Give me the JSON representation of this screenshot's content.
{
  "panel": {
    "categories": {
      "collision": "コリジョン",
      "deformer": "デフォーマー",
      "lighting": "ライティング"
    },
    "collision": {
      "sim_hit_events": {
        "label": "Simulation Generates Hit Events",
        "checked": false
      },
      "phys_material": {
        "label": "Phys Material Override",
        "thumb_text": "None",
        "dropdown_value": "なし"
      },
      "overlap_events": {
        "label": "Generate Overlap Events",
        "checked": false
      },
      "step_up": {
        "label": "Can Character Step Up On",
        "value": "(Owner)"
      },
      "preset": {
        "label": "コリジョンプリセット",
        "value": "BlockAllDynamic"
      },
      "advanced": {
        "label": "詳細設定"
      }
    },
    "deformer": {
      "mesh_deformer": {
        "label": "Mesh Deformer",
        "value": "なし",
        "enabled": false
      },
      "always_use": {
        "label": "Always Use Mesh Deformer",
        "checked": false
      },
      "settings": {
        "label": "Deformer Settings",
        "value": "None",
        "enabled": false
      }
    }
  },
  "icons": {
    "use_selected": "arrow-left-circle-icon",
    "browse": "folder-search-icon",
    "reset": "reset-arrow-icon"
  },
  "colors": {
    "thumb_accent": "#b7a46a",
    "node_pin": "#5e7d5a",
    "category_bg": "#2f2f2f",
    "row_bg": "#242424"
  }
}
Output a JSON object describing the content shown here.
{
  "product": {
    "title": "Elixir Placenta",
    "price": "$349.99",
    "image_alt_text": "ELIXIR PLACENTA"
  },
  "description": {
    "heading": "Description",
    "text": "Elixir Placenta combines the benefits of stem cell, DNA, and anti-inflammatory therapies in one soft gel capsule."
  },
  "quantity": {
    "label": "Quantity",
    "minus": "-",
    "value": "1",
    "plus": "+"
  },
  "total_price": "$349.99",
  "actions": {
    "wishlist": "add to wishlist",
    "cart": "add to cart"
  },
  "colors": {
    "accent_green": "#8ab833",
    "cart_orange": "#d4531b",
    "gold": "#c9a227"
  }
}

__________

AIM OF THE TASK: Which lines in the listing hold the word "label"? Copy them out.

EXERCISE ANSWER:
        "label": "Simulation Generates Hit Events",
        "label": "Phys Material Override",
        "label": "Generate Overlap Events",
        "label": "Can Character Step Up On",
        "label": "コリジョンプリセット",
        "label": "詳細設定"
        "label": "Mesh Deformer",
        "label": "Always Use Mesh Deformer",
        "label": "Deformer Settings",
    "label": "Quantity",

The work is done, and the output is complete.